WHAT THE TASK ASKS
Below are some records; find each line that carries the word "Home" and copy it.

Excerpts from an interface dataset
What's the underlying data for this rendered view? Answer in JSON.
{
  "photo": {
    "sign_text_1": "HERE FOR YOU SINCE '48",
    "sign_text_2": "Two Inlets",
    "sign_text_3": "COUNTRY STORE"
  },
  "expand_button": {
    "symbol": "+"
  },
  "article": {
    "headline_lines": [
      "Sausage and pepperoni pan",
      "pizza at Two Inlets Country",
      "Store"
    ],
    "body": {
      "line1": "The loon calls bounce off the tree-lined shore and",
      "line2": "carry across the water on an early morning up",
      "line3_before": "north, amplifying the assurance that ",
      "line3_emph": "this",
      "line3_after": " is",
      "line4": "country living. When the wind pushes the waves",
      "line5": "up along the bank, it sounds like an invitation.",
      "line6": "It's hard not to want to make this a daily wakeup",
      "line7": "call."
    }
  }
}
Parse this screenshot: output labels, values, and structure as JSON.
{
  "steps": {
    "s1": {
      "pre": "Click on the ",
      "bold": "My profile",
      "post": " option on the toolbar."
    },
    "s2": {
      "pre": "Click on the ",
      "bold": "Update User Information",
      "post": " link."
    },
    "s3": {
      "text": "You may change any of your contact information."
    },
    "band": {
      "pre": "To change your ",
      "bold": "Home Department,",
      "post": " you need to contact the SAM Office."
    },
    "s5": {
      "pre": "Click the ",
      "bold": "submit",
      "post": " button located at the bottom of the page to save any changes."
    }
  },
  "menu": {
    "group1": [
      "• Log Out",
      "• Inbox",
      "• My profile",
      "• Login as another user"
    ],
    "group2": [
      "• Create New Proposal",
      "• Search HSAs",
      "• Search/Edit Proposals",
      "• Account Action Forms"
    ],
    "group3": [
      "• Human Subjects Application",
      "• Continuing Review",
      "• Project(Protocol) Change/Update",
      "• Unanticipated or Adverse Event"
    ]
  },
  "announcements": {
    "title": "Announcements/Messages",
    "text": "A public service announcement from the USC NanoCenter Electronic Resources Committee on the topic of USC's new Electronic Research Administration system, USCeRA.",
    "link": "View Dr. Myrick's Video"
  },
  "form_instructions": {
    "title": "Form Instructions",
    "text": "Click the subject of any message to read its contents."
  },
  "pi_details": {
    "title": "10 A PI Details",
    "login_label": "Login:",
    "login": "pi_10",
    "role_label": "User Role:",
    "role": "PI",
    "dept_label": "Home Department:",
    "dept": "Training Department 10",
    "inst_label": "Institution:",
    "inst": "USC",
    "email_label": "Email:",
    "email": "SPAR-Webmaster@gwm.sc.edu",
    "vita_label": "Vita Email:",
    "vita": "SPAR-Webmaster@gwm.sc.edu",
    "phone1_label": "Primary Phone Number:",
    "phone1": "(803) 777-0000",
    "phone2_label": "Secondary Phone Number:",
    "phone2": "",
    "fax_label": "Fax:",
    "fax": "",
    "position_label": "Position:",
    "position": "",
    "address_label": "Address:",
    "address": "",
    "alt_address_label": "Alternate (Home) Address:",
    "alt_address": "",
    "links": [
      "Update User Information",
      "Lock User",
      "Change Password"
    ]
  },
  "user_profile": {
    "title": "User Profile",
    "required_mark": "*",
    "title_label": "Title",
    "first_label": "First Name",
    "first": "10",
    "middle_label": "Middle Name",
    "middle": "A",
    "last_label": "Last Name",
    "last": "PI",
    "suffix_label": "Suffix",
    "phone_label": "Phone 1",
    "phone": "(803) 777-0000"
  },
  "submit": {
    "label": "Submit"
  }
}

RESULT FOR THIS EXERCISE
      "bold": "Home Department,",
    "dept_label": "Home Department:",
    "alt_address_label": "Alternate (Home) Address:",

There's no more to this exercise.